The Foundation for Energy and Environmental Sustainability FUNSEAM, presented a new strategic report in October.
This FUNSEAM report by Mariano Marzo, Professor of Stratigraphy and professor of Energy and Petroleum Geology at the Faculty of Geology of the University of Barcelona. Member of the Royal Academy of Sciences and Arts of Barcelona and member of the Board and the Academic Committee of the Spanish Energy Club.
According to the author, with an eye on horizon 2035, the WEO examines the implications of different scenarios, both in energy and the issue of climate change, providing data that may help authorities, industry and other interested parties to make appropriate decisions in the fast-changing energy.
The followingconclusions are highlighted:
1) The center of gravity of energy demand is shifting dramatically to emerging economies.
2) The relationship between economy and energy will have a special relevance in the future due to high oil prices, the persistent differences between regions in the prices of gas and electricity, as well as by rising bills that many countries will have to bear in the form of energy imports.
3) Large regional differences in energy prices are prompting an intense debate about their role in promoting or frustrating economic growth.

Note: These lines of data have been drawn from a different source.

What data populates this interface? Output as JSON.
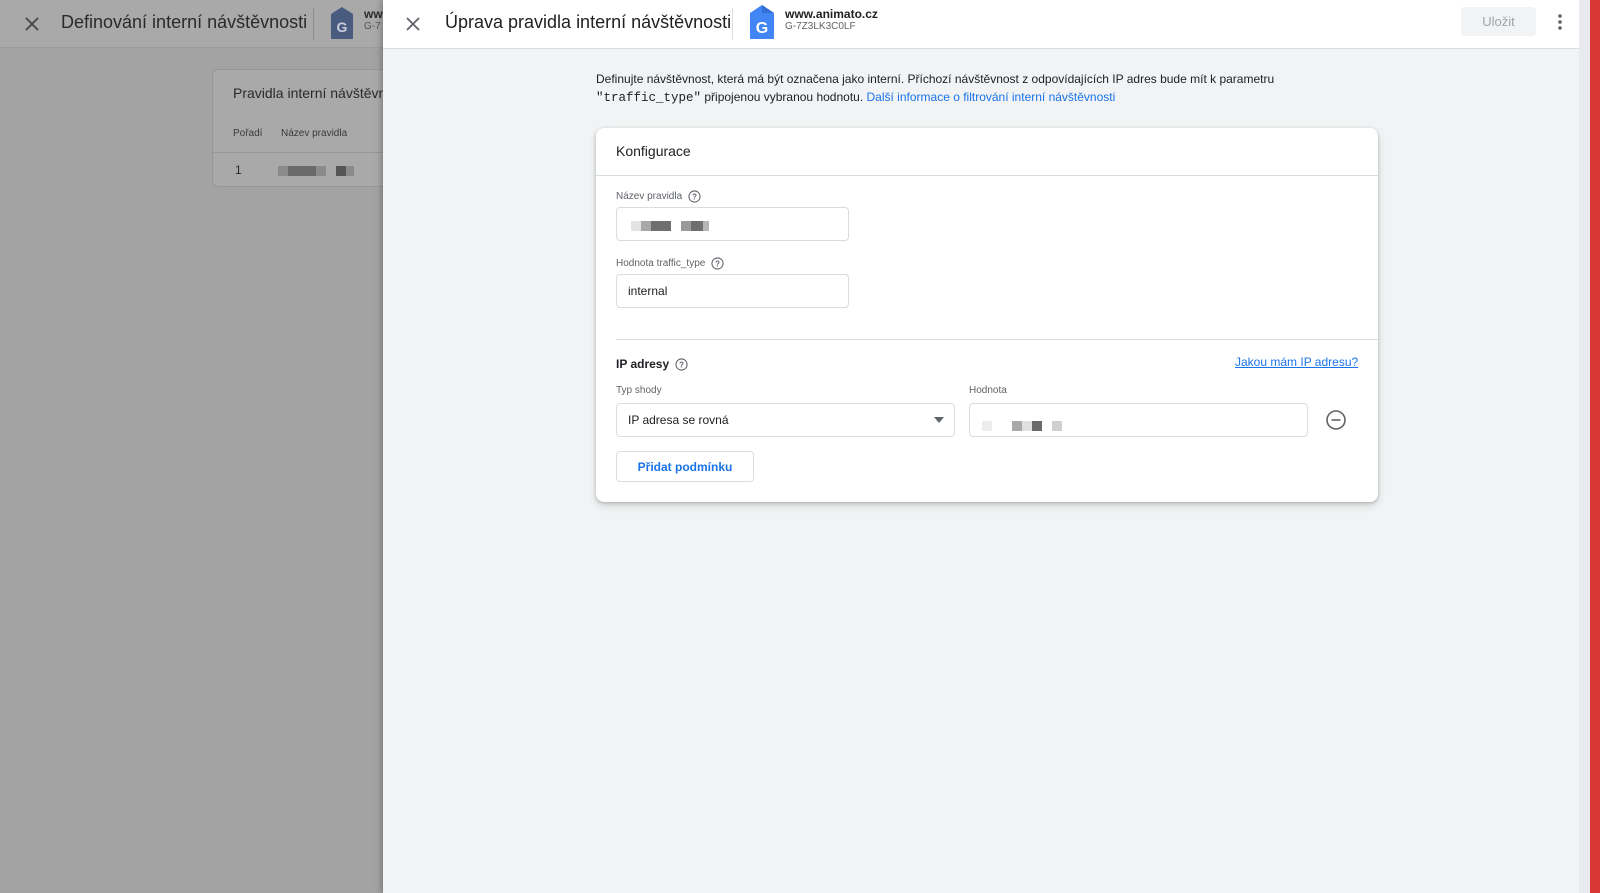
{
  "background_panel": {
    "title": "Definování interní návštěvnosti",
    "property_name": "ww",
    "property_id": "G-7",
    "card_title": "Pravidla interní návštěvn",
    "columns": [
      "Pořadí",
      "Název pravidla"
    ],
    "rows": [
      {
        "order": "1"
      }
    ]
  },
  "drawer": {
    "title": "Úprava pravidla interní návštěvnosti",
    "property_name": "www.animato.cz",
    "property_id": "G-7Z3LK3C0LF",
    "save_label": "Uložit",
    "intro_part1": "Definujte návštěvnost, která má být označena jako interní. Příchozí návštěvnost z odpovídajících IP adres bude mít k parametru ",
    "intro_code": "\"traffic_type\"",
    "intro_part2": " připojenou vybranou hodnotu. ",
    "intro_link": "Další informace o filtrování interní návštěvnosti",
    "card": {
      "title": "Konfigurace",
      "rule_name_label": "Název pravidla",
      "traffic_type_label": "Hodnota traffic_type",
      "traffic_type_value": "internal",
      "ip_section_title": "IP adresy",
      "ip_help_link": "Jakou mám IP adresu?",
      "match_type_label": "Typ shody",
      "match_type_value": "IP adresa se rovná",
      "value_label": "Hodnota",
      "add_condition_label": "Přidat podmínku"
    }
  },
  "icons": {
    "close": "close-icon",
    "ga_logo": "google-analytics-tag-icon",
    "help": "help-circle-icon",
    "more": "more-vert-icon",
    "remove": "remove-circle-icon",
    "dropdown": "arrow-drop-down-icon"
  },
  "colors": {
    "accent": "#1a73e8",
    "ga_blue": "#4285f4",
    "disabled_text": "#a0a4a8",
    "scrim": "#a3a3a3"
  }
}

4) Regional variations in energy prices will affect competitiveness, influencing investment decisions and corporate strategies.
5) countries can cushion the impact of high prices by promoting more efficient, competitive and interconnected energy markets. In addition, differences in costs between different regional gas markets could be reduced by a rapid transition to a global market for natural gas.
6) The drive for efficiency is taking hold in many parts of the world, which will bring benefits that go beyond improvements in competitiveness in the industry.
7) Overall, during the period from 2012 to 2035, fossil fuels (coal, oil and natural gas) will remain the main sources of primary energy, with the implications that this has on the environment and climate change.
8) Strengthening economic competitiveness does not mean reducing efforts in the fight against climate change.
9) The ability of technological advances to take advantage of new types of resources such as light tight oil (or LTO) and to undertake the exploitation of fields in ultra-deep waters and to improve recovery rates in mature fields is pushing up estimates of recoverable oil resources.
10) The Middle East, the only major source of cheap oil, will continue to play a key role in the overall long-term supply.
11) The need to offset the decline in production in the fields currently in operation will be the main impetus for investment in exploration and production in the sector until 2035.
12) Mobility and petrochemical oil demand will keep rising until 2035, although the pace of growth will slow.
13) Globally, refiners face major changes in the composition of oil supply and demand for petroleum products, which is a series of increasingly complex challenges and not all refineries are well prepared in this regard.
14) The new geography of supply and demand will lead to a reorientation of the commercial flow of oil to the Asian markets, which will mean further efforts in international cooperation to ensure security of supply.
15) Renewables will account for almost half of the overall increase in electricity production between 2012 and 2035, with wind and photovoltaic solar accounting for 45% of this expansion.
16) Coal will continue to be cheaper than natural gas for electricity generation in many regions, but policy decisions to improve efficiency, reduce air pollution and mitigate climate change, will be essential to determine long term prospects.
17) Market conditions for natural gas vary considerably regionally, but its flexibility and environmental benefits compared to other fossil fuels suggest an increased use in long term.
18) Brazil is poised to become a major exporter of oil and a global leader in energy production.
19) The abundant and diverse energy resources in Brazil will support an increase of 80% in energy consumption, including the achievement of universal access to electricity.
20) Despite the widespread availability and use of fossil fuels, the Brazilian energy sector will be one of the least carbon intensive in the world.